DATA PROVIDED

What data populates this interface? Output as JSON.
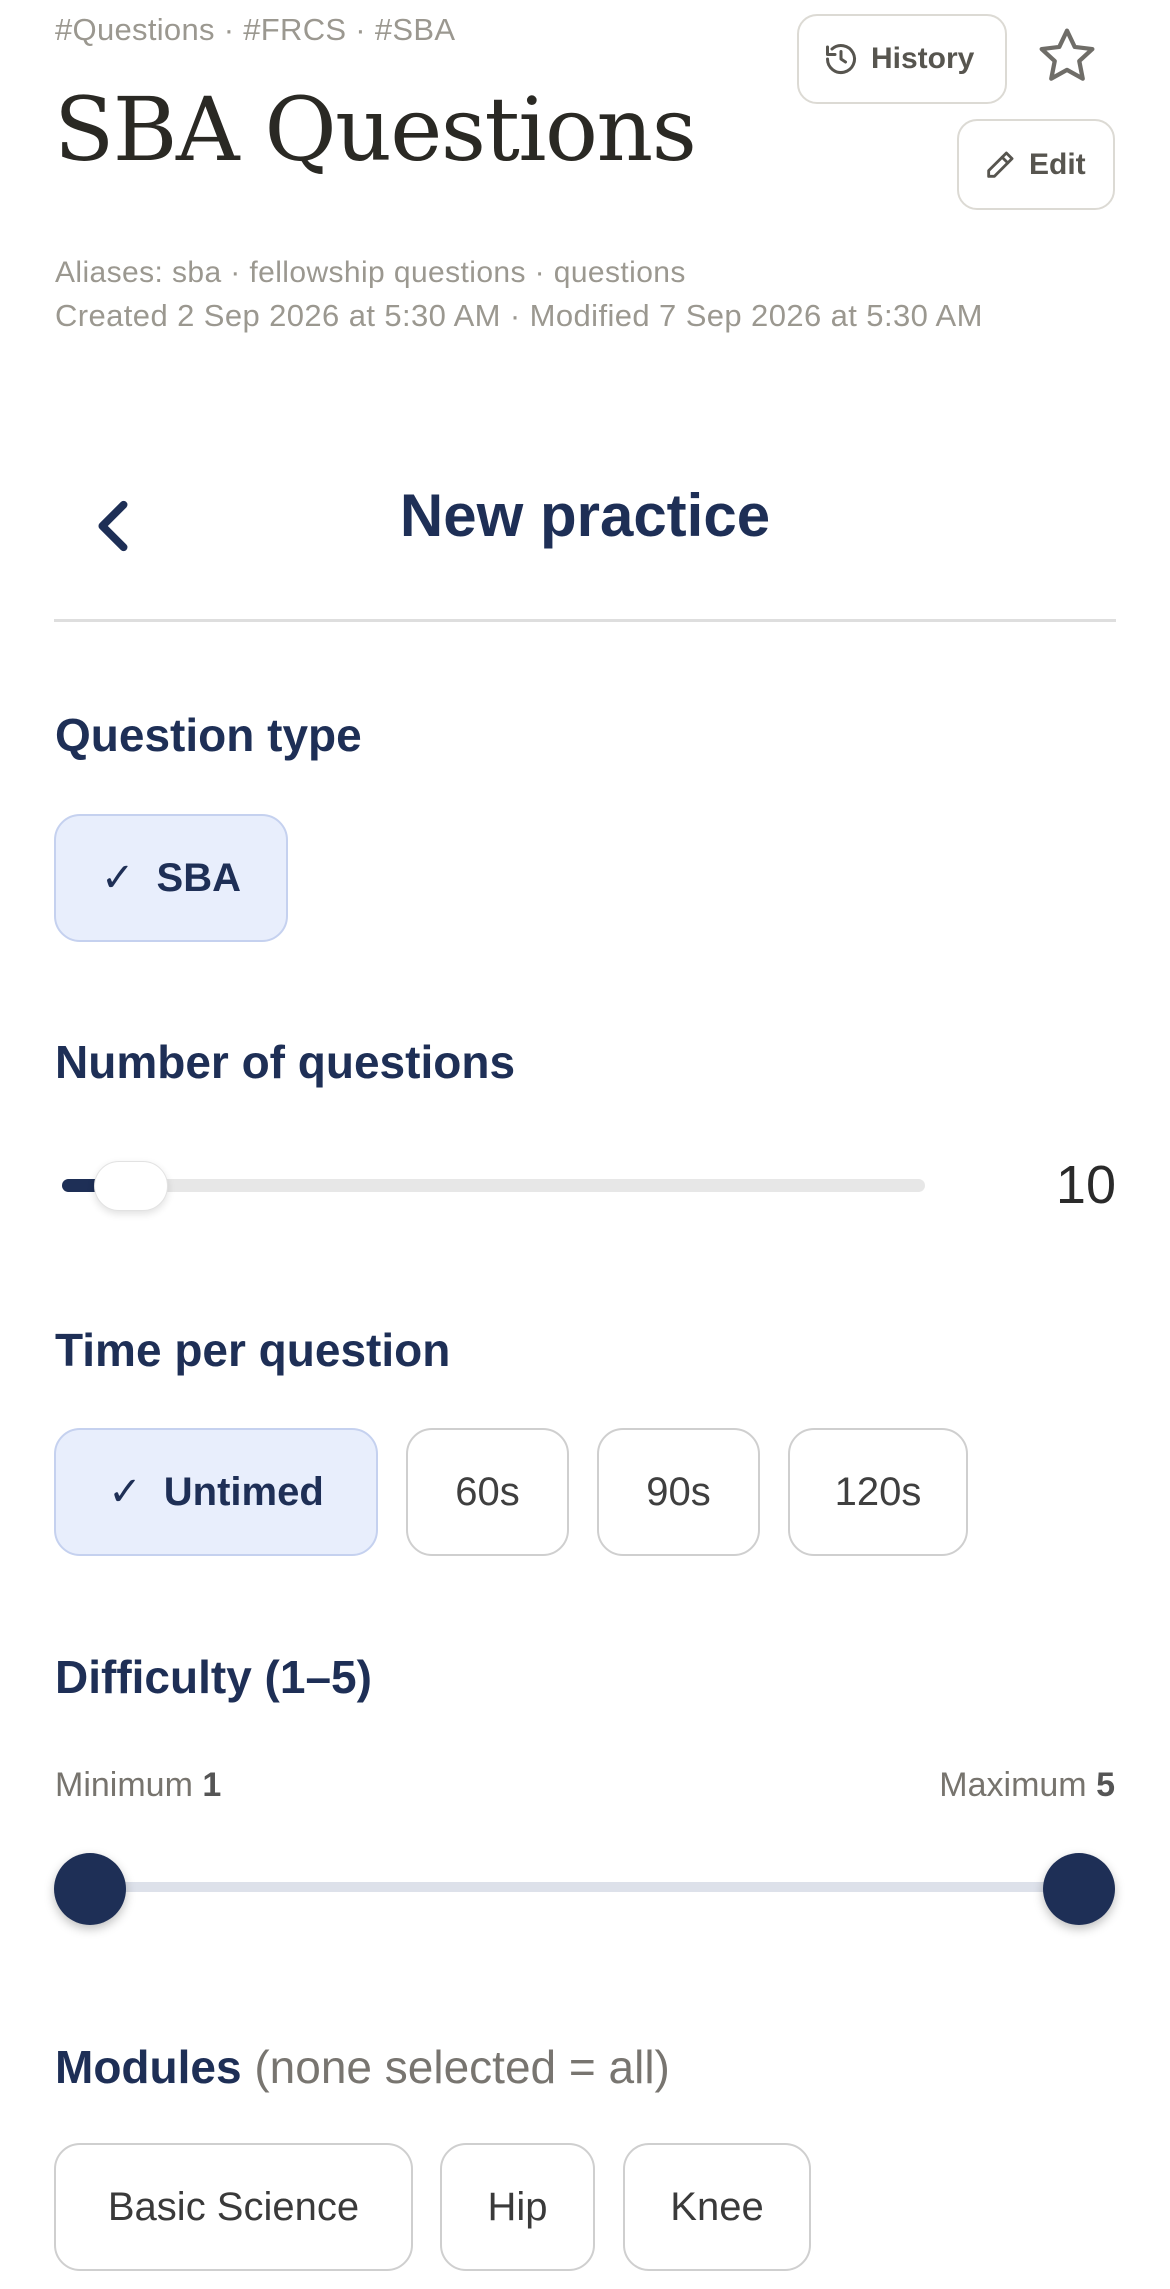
{
  "header": {
    "tags": "#Questions · #FRCS · #SBA",
    "title": "SBA Questions",
    "history_label": "History",
    "edit_label": "Edit",
    "aliases": "Aliases: sba · fellowship questions · questions",
    "dates": "Created 2 Sep 2026 at 5:30 AM  ·  Modified 7 Sep 2026 at 5:30 AM"
  },
  "icons": {
    "history": "history-icon",
    "edit": "pencil-icon",
    "star": "star-outline-icon",
    "back": "chevron-left-icon",
    "check": "checkmark-icon"
  },
  "practice": {
    "title": "New practice",
    "question_type": {
      "label": "Question type",
      "options": [
        {
          "label": "SBA",
          "selected": true
        }
      ]
    },
    "number_of_questions": {
      "label": "Number of questions",
      "value": "10",
      "slider_fraction": 0.05
    },
    "time_per_question": {
      "label": "Time per question",
      "options": [
        {
          "label": "Untimed",
          "selected": true
        },
        {
          "label": "60s",
          "selected": false
        },
        {
          "label": "90s",
          "selected": false
        },
        {
          "label": "120s",
          "selected": false
        }
      ]
    },
    "difficulty": {
      "label": "Difficulty (1–5)",
      "min_label": "Minimum",
      "min_value": "1",
      "max_label": "Maximum",
      "max_value": "5"
    },
    "modules": {
      "label": "Modules",
      "note": "(none selected = all)",
      "options": [
        {
          "label": "Basic Science",
          "selected": false
        },
        {
          "label": "Hip",
          "selected": false
        },
        {
          "label": "Knee",
          "selected": false
        }
      ]
    }
  },
  "colors": {
    "navy": "#1e2f56",
    "muted_text": "#9b9890",
    "selected_chip_bg": "#e8eefc"
  }
}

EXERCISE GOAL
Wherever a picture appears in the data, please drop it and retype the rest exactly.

TASK OUTPUT
What data populates this interface? Output as JSON.
{
  "header": {
    "tags": "#Questions · #FRCS · #SBA",
    "title": "SBA Questions",
    "history_label": "History",
    "edit_label": "Edit",
    "aliases": "Aliases: sba · fellowship questions · questions",
    "dates": "Created 2 Sep 2026 at 5:30 AM  ·  Modified 7 Sep 2026 at 5:30 AM"
  },
  "icons": {
    "history": "history-icon",
    "edit": "pencil-icon",
    "star": "star-outline-icon",
    "back": "chevron-left-icon",
    "check": "checkmark-icon"
  },
  "practice": {
    "title": "New practice",
    "question_type": {
      "label": "Question type",
      "options": [
        {
          "label": "SBA",
          "selected": true
        }
      ]
    },
    "number_of_questions": {
      "label": "Number of questions",
      "value": "10",
      "slider_fraction": 0.05
    },
    "time_per_question": {
      "label": "Time per question",
      "options": [
        {
          "label": "Untimed",
          "selected": true
        },
        {
          "label": "60s",
          "selected": false
        },
        {
          "label": "90s",
          "selected": false
        },
        {
          "label": "120s",
          "selected": false
        }
      ]
    },
    "difficulty": {
      "label": "Difficulty (1–5)",
      "min_label": "Minimum",
      "min_value": "1",
      "max_label": "Maximum",
      "max_value": "5"
    },
    "modules": {
      "label": "Modules",
      "note": "(none selected = all)",
      "options": [
        {
          "label": "Basic Science",
          "selected": false
        },
        {
          "label": "Hip",
          "selected": false
        },
        {
          "label": "Knee",
          "selected": false
        }
      ]
    }
  },
  "colors": {
    "navy": "#1e2f56",
    "muted_text": "#9b9890",
    "selected_chip_bg": "#e8eefc"
  }
}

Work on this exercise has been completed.